## Task instructions
All lines in the listing below that hold the string "mins" are to be tallied, with only the total reported.

## Source material
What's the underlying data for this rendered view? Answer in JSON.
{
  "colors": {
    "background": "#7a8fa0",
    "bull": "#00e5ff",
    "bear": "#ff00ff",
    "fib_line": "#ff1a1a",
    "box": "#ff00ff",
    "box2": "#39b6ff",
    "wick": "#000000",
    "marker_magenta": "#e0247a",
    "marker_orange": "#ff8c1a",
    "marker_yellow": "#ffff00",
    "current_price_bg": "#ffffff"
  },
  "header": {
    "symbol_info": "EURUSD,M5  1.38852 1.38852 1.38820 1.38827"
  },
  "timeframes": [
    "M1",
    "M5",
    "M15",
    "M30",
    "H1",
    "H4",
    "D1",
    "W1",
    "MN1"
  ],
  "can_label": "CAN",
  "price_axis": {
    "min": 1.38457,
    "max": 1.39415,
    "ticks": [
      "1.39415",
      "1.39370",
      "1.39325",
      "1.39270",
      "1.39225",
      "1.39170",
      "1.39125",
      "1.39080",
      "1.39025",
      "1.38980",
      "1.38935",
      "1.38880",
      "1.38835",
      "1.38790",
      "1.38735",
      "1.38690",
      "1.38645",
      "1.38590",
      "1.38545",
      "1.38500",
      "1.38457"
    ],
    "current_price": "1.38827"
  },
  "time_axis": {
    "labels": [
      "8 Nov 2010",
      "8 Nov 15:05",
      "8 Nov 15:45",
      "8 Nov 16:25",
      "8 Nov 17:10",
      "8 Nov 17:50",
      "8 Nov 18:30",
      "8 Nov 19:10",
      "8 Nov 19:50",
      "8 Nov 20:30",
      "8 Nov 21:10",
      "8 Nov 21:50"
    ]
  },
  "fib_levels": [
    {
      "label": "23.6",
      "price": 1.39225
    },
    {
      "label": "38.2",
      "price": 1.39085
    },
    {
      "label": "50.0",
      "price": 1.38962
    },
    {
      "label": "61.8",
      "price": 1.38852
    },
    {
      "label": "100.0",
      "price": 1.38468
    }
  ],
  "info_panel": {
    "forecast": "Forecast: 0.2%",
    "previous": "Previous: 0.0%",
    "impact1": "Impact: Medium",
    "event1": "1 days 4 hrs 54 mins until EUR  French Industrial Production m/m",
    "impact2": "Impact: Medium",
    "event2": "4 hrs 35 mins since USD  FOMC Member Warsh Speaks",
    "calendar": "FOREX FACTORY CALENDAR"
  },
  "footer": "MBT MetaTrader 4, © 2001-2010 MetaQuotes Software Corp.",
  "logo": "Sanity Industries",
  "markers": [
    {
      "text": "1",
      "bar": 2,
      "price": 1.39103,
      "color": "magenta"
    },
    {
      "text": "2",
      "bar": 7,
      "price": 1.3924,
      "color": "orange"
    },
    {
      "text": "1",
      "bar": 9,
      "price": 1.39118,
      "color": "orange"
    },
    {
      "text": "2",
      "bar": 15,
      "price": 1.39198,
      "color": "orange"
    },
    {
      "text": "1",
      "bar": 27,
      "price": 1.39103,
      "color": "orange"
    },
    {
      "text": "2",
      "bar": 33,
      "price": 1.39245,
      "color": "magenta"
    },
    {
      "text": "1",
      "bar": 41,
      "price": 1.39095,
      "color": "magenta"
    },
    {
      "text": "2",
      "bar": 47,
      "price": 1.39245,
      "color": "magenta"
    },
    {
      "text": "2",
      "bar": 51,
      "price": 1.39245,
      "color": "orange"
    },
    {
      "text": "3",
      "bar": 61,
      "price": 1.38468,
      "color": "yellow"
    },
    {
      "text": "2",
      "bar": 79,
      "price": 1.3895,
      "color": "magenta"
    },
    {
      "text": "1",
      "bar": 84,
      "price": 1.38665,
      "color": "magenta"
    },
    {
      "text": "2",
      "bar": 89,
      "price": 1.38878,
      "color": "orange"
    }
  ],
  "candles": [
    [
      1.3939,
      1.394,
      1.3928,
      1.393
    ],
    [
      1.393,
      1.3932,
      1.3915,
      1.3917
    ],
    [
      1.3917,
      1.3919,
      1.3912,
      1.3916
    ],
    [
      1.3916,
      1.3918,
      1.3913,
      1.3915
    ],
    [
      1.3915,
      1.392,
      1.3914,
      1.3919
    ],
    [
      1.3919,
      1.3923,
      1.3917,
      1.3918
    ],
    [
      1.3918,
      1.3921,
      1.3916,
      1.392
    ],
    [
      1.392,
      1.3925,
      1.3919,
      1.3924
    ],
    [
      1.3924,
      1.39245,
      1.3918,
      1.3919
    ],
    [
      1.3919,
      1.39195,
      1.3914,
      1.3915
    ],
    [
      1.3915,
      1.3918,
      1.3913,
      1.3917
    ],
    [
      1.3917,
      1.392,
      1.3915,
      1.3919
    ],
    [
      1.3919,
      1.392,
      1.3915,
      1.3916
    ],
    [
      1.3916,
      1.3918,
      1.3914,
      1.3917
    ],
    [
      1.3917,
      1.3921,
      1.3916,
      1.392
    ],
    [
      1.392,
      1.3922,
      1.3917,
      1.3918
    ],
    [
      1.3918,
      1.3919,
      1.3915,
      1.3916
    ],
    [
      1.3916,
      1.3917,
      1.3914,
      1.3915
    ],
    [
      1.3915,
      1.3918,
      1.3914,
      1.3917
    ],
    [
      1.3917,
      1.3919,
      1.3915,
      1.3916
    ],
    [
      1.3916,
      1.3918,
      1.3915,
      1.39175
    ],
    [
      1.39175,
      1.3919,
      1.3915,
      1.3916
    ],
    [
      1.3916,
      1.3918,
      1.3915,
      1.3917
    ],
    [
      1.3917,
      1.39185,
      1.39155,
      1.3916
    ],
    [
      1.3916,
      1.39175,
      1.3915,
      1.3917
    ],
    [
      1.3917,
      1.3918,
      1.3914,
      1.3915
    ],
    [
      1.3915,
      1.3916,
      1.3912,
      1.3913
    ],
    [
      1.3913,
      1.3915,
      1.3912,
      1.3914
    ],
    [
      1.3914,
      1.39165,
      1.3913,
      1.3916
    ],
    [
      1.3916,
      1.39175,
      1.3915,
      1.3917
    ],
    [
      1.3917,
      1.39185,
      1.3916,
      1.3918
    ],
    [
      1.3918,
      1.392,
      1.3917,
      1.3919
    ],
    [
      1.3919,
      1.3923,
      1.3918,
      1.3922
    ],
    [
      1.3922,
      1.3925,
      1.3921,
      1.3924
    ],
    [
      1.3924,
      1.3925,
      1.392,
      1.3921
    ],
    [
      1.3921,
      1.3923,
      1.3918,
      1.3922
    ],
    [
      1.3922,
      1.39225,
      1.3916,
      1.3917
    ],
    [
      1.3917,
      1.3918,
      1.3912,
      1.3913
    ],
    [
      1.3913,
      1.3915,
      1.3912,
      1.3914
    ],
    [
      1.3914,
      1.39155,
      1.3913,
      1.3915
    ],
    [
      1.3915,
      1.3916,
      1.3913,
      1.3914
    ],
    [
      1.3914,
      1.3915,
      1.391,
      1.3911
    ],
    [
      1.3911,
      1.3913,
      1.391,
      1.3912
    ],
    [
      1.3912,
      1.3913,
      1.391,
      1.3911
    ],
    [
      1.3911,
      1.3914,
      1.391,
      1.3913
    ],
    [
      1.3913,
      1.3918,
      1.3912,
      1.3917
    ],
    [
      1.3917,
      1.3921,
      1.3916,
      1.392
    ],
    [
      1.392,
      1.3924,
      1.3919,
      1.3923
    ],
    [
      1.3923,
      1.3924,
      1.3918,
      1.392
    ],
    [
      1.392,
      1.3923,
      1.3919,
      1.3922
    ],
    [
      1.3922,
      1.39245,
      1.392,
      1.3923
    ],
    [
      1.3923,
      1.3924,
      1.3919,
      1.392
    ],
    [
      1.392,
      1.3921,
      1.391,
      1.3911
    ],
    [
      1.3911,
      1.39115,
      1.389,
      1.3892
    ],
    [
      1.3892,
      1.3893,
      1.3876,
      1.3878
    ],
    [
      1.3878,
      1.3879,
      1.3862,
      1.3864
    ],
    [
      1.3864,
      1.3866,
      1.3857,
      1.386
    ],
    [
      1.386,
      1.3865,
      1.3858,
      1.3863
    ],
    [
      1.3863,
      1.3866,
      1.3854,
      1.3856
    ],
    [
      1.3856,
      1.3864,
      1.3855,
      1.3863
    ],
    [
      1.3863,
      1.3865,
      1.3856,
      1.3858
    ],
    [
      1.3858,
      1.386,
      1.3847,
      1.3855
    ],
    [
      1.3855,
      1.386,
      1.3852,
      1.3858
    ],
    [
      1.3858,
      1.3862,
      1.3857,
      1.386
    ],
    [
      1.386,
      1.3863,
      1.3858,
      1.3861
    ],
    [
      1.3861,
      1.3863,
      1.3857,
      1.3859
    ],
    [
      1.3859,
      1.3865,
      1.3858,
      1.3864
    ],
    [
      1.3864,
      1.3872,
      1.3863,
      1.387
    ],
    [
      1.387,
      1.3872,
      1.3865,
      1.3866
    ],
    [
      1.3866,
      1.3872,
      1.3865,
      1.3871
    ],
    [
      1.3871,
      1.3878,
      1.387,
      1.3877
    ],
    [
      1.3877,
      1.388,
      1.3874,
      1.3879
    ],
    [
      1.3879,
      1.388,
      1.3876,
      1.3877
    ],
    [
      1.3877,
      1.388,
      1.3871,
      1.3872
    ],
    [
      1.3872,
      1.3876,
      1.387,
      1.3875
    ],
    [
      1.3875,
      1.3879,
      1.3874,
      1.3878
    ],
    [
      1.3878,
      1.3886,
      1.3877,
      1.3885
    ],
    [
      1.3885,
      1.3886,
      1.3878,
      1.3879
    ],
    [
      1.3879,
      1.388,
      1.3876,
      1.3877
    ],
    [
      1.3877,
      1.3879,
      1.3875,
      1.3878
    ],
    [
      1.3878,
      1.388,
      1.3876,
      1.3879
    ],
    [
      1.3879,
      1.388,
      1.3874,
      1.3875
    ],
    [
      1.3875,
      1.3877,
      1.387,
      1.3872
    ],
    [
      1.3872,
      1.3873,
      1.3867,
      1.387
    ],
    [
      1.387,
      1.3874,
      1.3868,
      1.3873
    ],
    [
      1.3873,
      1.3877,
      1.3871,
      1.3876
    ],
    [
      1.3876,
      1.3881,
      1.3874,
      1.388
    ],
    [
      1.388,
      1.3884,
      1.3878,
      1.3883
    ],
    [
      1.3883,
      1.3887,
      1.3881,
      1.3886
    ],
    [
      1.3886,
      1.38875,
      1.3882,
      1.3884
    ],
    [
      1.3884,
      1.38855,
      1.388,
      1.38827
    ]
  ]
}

## Answer to the problem
2